Internally, however, along with individual constitutions and laws, each polis had its own cults, and each was a community of its citizens and could forge its separate culture … The shared and common Hellenism expressed itself through regional and polis variations on the theme.”
Rosalind Thomas, “The classic city,” in: Robin Osborne (ed.), Classical Greece: 500-323 BC, Oxford: Oxford University Press, 2000, p. 71.

The enemy was distinctly recognizable, as was the cost of submission: economic servitude and loss of autonomy. In the face of such a clear and present danger, many of the Greeks acknowledged their common Hellenism and agreed to work together to defend it.”
James Romm, Herodotus, New Haven/London: Yale University Press, 1998, p. 197.

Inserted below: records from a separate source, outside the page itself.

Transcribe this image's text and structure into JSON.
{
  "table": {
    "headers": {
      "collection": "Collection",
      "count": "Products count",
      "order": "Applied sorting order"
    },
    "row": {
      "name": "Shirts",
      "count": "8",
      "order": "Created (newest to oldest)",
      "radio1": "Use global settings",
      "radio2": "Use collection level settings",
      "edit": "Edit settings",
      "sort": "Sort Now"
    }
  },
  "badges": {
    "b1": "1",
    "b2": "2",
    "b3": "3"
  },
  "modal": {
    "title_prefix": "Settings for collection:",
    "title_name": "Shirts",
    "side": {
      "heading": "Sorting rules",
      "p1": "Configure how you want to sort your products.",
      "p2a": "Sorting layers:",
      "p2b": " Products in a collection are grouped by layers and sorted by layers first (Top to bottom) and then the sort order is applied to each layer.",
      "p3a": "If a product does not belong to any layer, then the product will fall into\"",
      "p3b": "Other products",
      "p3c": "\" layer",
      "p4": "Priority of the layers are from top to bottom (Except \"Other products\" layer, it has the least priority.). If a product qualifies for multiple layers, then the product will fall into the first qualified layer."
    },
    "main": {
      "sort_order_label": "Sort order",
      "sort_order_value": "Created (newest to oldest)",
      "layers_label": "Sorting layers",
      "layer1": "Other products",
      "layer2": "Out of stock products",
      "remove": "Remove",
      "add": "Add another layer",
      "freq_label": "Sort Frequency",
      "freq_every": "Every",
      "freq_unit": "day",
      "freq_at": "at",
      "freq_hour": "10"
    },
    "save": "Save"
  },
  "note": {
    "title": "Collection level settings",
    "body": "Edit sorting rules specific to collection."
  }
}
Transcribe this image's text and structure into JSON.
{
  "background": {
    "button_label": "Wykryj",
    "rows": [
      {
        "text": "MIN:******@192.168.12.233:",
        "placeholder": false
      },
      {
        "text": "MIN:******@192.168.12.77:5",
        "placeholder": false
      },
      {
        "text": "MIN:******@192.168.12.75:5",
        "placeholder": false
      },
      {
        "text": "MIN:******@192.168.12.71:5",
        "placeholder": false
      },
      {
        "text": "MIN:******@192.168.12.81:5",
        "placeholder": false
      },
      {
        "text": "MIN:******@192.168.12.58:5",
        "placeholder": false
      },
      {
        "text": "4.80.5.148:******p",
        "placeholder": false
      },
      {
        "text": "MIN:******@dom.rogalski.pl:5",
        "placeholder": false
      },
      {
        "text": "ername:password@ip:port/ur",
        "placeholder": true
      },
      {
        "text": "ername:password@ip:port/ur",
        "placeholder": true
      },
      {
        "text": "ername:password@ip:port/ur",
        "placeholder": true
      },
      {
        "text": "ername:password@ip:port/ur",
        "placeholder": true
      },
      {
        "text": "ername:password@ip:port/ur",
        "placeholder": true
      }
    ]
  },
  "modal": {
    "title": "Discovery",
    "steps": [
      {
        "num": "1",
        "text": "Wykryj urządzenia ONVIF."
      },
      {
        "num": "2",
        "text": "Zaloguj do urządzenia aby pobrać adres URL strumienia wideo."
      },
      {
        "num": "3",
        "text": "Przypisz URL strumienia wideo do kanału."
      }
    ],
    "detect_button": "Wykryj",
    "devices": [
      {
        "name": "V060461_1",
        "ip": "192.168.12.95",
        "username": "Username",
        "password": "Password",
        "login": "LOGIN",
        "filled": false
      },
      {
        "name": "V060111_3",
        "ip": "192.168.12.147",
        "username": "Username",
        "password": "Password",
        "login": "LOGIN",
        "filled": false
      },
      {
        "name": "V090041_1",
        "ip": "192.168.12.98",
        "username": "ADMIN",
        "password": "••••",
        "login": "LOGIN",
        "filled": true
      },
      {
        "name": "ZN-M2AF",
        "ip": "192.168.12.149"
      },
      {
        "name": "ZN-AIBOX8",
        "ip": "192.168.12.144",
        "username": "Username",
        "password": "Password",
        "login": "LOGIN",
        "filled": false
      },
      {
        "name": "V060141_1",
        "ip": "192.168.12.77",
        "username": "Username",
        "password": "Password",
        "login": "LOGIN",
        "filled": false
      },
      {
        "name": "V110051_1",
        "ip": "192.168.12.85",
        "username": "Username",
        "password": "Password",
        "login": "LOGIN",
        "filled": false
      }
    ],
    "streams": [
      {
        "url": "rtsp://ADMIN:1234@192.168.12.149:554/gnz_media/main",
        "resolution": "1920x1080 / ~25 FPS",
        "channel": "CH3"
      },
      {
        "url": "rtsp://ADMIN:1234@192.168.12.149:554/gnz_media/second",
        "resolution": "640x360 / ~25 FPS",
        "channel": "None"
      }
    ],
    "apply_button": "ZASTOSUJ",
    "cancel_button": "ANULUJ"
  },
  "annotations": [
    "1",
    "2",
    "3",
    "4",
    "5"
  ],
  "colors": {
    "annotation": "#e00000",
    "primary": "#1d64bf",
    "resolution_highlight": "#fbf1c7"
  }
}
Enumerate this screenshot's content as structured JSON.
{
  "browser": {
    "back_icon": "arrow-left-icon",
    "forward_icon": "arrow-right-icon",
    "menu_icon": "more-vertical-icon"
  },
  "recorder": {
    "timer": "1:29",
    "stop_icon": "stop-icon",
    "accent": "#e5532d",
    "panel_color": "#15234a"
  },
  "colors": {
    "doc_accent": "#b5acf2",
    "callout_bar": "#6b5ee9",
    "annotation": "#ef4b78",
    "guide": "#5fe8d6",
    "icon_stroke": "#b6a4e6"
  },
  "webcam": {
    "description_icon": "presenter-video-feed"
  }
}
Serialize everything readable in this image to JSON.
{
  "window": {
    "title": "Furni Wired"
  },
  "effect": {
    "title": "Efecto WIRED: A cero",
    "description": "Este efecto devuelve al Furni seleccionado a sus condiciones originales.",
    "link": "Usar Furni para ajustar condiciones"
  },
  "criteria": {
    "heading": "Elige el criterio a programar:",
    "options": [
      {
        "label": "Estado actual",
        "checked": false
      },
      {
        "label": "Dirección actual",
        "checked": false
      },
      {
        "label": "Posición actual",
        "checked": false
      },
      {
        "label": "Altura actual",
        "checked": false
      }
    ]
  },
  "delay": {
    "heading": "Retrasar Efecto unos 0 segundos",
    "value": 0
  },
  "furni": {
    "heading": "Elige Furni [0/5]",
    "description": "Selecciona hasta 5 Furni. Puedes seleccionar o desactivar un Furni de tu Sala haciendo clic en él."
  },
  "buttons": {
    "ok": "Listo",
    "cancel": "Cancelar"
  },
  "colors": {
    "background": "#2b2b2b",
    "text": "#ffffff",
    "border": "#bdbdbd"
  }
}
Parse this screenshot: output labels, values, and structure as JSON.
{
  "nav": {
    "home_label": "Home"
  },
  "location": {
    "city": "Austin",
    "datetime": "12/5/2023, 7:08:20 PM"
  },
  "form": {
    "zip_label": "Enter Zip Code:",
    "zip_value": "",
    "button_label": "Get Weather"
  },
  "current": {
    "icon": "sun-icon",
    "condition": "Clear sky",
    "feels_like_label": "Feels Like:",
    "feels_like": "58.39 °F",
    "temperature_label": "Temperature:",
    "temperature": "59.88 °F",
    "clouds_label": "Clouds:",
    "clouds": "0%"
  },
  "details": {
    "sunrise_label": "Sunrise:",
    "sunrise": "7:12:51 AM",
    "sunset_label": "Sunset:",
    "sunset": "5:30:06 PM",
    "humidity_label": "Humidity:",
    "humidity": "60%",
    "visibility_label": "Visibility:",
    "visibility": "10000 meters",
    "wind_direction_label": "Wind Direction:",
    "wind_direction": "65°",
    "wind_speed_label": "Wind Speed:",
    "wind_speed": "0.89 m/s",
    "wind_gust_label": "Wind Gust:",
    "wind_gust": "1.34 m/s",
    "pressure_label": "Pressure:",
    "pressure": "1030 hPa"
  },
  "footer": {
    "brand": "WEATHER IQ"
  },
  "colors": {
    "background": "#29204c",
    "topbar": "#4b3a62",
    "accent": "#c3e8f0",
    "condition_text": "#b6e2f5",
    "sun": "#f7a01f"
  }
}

There are to be found no innovations in constitutional theory, no extension of the criteria of citizenship, no mergers of autonomy within a common Hellenism, no binding alliances, and no ideology of subordination beyond recognition of de facto sovereignty and the obvious need to preserve the safety of koinonia.”
W. G. Runciman, Doomed to extinction. The polis as an evolutionary dead-end, in: Oswyn Murray and Simon Price (eds.), The Greek City from Homer to Alexander, Oxford: Oxford University Press, 1990, p. 354.

The narrow escape from Persian domination brought the Greeks a new sense of pride in their common Hellenism. Together with this came a sober and realistic assessment of man’s place in the universe.”
Jane Sweeney, Tam Curry and Iannis Tzedakis (eds.), The Human Figure in Early Greek Art, Athens: Greek Ministry of Culture, 1988, p. 54.

The forms of the letters in Greek inscriptions and the spelling vary according to locality, for there was diversity of alphabet and dialect in the various Greek states; that is, there were minor differences within the larger groups of Doric, Ionic, and Western. Moreover, the letters changed from period to period, and often help to place an object chronologically. In fact, in epigraphy, as in other branches of Greek art, the independence of individual states, as well as their common Hellenism, is apparent.”
Gisela M. Richter, A Handbook of Greek Art: A survey of the visual Arts of Ancient Greece, New York: Phaidon, 1969, 6th edition, p. 389.